[Web page and app entries]

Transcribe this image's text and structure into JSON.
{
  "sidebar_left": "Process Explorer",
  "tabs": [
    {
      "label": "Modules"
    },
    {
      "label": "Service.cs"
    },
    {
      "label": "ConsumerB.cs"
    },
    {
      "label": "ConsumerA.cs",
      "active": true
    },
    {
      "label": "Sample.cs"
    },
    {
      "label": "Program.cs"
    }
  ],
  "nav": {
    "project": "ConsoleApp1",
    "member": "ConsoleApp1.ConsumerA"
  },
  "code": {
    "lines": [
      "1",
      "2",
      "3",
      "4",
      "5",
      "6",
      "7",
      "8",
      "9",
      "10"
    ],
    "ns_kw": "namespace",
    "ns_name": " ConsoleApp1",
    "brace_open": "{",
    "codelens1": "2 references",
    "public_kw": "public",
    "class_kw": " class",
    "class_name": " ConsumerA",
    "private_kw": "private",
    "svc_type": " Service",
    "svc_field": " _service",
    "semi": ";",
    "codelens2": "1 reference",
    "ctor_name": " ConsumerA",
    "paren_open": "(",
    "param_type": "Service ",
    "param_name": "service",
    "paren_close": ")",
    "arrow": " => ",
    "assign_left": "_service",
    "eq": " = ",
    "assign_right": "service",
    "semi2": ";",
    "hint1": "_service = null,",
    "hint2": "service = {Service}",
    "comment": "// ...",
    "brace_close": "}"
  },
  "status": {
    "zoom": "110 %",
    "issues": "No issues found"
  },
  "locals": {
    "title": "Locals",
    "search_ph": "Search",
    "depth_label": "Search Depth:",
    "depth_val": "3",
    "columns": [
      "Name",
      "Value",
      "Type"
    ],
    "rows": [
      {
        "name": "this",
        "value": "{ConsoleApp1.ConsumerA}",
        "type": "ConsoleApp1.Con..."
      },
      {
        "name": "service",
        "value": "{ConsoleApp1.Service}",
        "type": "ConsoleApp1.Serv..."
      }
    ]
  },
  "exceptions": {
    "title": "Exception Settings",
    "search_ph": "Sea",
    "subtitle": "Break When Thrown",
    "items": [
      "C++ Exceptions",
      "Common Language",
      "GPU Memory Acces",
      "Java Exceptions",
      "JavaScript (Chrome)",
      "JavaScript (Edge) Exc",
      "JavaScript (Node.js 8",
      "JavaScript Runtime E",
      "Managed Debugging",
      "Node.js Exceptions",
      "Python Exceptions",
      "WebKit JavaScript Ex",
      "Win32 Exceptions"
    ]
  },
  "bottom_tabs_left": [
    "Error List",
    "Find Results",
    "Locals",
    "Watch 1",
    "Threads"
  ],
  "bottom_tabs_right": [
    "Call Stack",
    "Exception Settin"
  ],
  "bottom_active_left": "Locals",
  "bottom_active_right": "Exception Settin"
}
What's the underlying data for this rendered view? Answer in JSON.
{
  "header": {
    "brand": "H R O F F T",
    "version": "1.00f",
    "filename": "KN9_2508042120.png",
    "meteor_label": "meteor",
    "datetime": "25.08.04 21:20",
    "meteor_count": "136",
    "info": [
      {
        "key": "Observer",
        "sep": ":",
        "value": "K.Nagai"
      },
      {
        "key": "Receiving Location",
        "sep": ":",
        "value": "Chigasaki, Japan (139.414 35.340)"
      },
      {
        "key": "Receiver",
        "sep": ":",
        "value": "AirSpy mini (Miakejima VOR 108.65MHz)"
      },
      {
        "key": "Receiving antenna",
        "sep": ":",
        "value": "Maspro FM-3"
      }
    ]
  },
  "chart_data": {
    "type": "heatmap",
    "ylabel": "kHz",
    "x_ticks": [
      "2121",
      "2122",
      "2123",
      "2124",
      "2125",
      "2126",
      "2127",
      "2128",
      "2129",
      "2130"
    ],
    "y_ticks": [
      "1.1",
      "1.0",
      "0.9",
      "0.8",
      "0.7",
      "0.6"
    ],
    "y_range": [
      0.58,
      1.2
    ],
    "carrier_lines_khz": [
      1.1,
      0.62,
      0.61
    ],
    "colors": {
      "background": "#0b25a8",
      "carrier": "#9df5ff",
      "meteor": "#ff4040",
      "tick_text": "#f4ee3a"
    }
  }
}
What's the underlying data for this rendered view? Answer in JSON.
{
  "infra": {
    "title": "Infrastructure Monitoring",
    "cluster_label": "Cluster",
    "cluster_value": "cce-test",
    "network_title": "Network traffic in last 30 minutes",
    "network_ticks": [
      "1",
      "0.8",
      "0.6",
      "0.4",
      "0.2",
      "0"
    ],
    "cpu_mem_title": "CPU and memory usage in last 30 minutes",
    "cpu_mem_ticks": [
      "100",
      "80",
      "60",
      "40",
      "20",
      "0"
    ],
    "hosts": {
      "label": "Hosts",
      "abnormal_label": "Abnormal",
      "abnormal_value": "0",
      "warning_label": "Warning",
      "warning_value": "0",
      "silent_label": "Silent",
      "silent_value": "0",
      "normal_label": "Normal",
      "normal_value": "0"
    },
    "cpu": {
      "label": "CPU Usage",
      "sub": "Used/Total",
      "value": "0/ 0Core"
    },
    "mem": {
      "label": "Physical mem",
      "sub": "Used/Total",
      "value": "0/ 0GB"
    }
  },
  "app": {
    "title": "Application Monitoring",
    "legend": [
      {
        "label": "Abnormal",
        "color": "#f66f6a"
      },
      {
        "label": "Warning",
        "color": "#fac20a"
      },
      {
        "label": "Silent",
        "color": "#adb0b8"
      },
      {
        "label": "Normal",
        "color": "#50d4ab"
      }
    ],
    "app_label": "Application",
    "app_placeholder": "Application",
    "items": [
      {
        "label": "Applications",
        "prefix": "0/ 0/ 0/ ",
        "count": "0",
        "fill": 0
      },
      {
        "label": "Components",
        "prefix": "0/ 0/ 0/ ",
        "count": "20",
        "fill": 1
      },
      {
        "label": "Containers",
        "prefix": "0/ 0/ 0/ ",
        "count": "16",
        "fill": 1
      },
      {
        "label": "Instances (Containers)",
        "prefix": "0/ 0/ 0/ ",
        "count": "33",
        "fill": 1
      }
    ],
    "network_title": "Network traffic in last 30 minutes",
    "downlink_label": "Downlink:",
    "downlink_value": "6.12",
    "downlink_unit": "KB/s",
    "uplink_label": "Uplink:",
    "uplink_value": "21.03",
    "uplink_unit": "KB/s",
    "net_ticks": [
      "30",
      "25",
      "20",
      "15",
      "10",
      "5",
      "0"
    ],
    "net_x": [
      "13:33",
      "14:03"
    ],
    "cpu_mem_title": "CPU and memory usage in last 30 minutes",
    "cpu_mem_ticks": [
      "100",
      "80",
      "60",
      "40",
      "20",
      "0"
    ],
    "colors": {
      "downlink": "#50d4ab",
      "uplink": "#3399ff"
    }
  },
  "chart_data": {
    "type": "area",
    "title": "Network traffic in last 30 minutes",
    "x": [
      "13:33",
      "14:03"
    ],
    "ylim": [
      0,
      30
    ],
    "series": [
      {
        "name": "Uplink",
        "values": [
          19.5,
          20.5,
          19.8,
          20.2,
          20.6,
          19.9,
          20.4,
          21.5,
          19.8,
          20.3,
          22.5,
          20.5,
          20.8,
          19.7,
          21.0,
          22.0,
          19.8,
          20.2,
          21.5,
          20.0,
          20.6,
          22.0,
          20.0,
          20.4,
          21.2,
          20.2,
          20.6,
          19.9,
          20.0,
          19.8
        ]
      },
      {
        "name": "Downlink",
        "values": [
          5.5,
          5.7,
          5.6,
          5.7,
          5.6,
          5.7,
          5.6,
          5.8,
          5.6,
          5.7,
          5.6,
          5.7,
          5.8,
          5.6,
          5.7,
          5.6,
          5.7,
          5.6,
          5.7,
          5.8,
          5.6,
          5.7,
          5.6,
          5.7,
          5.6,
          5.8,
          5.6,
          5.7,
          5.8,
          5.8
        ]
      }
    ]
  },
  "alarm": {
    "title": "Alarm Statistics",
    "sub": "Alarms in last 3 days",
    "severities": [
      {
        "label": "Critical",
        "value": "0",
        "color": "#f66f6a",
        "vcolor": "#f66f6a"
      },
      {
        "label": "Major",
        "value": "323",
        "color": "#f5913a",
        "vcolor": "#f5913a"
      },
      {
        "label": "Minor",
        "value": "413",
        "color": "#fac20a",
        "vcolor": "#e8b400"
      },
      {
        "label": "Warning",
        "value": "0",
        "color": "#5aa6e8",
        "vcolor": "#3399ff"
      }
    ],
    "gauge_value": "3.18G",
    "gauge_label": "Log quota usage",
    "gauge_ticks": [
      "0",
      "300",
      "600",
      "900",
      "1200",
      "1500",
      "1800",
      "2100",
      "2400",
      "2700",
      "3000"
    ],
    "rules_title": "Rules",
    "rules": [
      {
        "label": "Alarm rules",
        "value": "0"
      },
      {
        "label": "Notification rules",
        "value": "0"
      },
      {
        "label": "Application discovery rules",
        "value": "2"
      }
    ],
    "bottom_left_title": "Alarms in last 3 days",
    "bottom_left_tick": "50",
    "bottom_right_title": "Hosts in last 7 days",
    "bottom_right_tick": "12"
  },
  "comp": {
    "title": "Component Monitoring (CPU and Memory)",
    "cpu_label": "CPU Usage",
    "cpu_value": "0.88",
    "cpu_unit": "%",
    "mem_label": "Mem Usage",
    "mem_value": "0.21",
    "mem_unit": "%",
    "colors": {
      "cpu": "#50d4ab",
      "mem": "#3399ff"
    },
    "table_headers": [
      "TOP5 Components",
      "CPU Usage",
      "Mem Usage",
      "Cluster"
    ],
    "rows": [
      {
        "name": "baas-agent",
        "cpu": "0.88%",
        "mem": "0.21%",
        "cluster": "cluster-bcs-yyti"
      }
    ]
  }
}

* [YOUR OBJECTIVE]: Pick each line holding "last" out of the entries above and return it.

* [ANSWER TO THIS PROBLEM]:
    "network_title": "Network traffic in last 30 minutes",
    "cpu_mem_title": "CPU and memory usage in last 30 minutes",
    "network_title": "Network traffic in last 30 minutes",
    "cpu_mem_title": "CPU and memory usage in last 30 minutes",
    "title": "Network traffic in last 30 minutes",
    "sub": "Alarms in last 3 days",
    "bottom_left_title": "Alarms in last 3 days",
    "bottom_right_title": "Hosts in last 7 days",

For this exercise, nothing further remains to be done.